§ Goal of the exercise: If a line in the listing below includes the word "grid", pick it out.

*** Begin section ***

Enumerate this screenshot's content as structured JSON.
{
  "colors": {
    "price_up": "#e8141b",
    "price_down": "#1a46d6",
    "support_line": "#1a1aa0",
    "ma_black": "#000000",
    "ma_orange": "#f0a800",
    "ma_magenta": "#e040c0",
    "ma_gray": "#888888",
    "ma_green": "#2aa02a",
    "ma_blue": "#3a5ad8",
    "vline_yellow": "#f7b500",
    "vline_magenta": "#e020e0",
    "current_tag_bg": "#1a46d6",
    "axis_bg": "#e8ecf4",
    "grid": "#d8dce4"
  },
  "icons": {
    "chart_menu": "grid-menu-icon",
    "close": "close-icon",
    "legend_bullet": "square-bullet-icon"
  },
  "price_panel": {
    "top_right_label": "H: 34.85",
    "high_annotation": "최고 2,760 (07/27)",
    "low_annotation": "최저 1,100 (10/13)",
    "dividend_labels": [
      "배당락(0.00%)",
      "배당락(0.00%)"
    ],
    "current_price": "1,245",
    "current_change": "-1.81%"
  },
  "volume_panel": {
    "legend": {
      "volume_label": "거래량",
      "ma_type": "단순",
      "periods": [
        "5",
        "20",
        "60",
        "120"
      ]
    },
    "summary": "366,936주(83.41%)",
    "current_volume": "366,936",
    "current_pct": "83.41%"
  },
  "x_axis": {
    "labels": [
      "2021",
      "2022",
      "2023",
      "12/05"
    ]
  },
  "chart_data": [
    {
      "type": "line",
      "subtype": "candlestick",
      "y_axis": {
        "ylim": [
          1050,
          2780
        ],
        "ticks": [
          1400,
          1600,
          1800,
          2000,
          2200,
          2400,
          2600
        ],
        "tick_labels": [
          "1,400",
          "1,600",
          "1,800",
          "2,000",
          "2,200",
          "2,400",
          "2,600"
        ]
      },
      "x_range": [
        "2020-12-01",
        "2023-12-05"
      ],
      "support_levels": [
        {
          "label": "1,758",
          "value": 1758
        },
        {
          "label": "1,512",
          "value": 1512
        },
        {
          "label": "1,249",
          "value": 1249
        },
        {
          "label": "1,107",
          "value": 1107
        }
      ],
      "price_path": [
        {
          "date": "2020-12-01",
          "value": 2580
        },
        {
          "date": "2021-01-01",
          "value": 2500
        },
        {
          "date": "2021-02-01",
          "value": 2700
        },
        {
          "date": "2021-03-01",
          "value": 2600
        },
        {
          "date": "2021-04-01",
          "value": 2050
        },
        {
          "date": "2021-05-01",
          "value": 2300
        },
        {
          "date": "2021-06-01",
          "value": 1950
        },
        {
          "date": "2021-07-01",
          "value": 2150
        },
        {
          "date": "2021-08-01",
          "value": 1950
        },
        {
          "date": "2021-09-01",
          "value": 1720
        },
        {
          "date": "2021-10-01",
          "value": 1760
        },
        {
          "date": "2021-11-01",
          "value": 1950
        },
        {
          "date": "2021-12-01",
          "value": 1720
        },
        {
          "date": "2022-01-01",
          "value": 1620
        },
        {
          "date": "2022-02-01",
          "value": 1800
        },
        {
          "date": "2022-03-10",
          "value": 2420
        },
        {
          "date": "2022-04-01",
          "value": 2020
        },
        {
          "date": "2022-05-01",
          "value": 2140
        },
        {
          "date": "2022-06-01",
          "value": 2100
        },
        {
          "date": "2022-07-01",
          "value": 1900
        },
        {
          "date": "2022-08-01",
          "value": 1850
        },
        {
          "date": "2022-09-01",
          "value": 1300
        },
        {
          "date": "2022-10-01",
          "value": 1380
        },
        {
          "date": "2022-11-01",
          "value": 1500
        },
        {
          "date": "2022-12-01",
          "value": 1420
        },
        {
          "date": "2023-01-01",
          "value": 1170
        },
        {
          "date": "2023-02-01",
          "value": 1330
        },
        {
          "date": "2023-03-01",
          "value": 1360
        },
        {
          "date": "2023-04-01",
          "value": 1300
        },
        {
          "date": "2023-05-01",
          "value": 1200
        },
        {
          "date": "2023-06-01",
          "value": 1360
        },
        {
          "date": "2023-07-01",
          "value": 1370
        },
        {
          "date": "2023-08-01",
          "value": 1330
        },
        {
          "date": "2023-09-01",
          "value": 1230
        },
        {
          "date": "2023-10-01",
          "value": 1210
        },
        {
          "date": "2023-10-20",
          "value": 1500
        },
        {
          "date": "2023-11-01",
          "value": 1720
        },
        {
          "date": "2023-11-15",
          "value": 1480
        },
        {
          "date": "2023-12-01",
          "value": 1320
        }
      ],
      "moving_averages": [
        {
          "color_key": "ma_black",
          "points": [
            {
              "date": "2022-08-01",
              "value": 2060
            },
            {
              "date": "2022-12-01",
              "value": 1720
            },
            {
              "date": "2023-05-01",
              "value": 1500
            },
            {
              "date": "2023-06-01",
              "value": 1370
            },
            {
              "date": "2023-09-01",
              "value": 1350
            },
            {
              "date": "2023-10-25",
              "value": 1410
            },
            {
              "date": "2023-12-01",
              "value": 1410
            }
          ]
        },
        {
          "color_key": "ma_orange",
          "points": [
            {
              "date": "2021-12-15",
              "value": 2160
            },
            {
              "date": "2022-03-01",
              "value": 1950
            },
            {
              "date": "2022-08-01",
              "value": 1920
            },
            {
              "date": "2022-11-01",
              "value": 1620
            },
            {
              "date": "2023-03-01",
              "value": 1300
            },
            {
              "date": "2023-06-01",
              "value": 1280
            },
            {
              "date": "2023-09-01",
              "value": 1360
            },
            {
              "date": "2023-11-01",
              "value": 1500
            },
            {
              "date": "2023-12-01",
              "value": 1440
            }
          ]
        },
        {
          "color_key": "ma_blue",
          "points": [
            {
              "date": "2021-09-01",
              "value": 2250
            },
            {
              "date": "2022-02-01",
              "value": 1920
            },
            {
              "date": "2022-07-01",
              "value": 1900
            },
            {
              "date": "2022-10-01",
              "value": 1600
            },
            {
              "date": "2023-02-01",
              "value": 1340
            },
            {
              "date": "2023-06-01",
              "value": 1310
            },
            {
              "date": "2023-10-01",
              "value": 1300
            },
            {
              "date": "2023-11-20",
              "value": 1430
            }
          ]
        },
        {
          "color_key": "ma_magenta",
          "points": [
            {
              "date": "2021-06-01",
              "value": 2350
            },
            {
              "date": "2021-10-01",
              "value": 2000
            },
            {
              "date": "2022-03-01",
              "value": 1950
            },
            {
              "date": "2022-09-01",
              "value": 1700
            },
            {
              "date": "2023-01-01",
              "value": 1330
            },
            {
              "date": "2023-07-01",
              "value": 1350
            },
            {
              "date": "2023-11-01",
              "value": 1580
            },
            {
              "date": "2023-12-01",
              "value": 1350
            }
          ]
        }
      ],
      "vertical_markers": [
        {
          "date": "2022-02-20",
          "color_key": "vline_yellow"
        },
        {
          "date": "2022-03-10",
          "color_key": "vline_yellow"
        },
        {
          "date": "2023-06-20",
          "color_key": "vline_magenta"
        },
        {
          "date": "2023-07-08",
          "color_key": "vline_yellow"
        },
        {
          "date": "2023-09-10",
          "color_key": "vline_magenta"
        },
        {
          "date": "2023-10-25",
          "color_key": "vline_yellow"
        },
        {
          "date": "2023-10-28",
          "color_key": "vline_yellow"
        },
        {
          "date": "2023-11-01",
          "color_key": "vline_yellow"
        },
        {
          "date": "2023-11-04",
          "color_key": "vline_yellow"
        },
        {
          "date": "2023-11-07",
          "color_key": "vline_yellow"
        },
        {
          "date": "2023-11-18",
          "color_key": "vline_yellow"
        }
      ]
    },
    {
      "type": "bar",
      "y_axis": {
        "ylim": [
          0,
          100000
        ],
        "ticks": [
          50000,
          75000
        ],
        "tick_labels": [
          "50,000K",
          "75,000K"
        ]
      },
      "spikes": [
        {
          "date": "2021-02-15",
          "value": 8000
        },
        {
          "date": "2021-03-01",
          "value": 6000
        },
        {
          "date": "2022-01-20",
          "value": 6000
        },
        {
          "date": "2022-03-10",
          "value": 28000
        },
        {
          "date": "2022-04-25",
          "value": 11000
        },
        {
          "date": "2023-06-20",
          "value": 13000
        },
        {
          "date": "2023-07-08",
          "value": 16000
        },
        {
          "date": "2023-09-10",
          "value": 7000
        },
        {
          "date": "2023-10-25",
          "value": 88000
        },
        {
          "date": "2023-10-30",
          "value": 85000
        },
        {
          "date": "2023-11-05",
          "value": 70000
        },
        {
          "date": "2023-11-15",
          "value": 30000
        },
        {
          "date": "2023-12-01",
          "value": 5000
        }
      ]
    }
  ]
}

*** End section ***

§ Your solution:
    "grid": "#d8dce4"
    "chart_menu": "grid-menu-icon",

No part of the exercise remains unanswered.